The representative would not give more details of the appeal or the grounds for it, or talk about other suspects included in the appeal.

Abu Hamza al-Masri faces a potential life sentence in America after nearly a decade of legal battles. He was convicted in a British court and jailed in 2006 for a variety of terror-related crimes.

Al-Masri was born in Egypt in 1958 and gained citizenship in Britain through marriage in the 1980s. He once worked as a London nightclub bouncer. He has a hook for a hand and only one eye, the result of fighting against the Soviet occupation of Afghanistan.

In 1997, he became the imam of a north London mosque, where his hate-filled speeches attacking the West began to attract national attention. His followers included Richard Reid, the so-called shoe bomber, who attempted to blow up a Miami-bound passenger airplane three months after the September 11, 2001, terrorist attacks.

Accused UK terrorist extradited to U.S.
Accused UK terrorist extradited to U.S.


    Accused UK terrorist extradited to U.S.


Accused UK terrorist extradited to U.S. 03:15

Al-Masri has called the 9/11 attacks on the World Trade Center "a towering day in history" and described former al Qaeda leader Osama bin Laden as "a good guy and a hero."

He also described the Columbia space shuttle disaster as "punishment from Allah" because the astronauts were Christian, Hindu and Jewish.
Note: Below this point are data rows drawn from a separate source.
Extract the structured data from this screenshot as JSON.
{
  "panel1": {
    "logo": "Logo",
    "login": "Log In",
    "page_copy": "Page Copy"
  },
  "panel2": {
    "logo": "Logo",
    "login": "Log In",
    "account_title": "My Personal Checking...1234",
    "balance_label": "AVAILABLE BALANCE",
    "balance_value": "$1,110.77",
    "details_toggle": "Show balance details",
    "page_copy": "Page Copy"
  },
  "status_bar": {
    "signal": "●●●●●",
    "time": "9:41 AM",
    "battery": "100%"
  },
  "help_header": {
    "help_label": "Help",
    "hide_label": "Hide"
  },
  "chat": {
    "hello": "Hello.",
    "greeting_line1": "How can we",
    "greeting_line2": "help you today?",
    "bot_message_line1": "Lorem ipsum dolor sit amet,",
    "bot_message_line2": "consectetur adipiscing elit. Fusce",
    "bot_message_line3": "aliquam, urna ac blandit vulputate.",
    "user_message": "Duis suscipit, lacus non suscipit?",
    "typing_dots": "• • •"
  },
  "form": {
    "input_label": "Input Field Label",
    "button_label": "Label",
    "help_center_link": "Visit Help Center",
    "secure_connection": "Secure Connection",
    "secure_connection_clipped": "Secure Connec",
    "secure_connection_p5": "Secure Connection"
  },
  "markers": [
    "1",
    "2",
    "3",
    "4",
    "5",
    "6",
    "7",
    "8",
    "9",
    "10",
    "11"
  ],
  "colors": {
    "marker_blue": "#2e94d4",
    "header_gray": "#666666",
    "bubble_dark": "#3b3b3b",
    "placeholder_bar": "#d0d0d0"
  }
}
The shuttle disintegrated on re-entry to Earth in February 2003, killing all seven people aboard.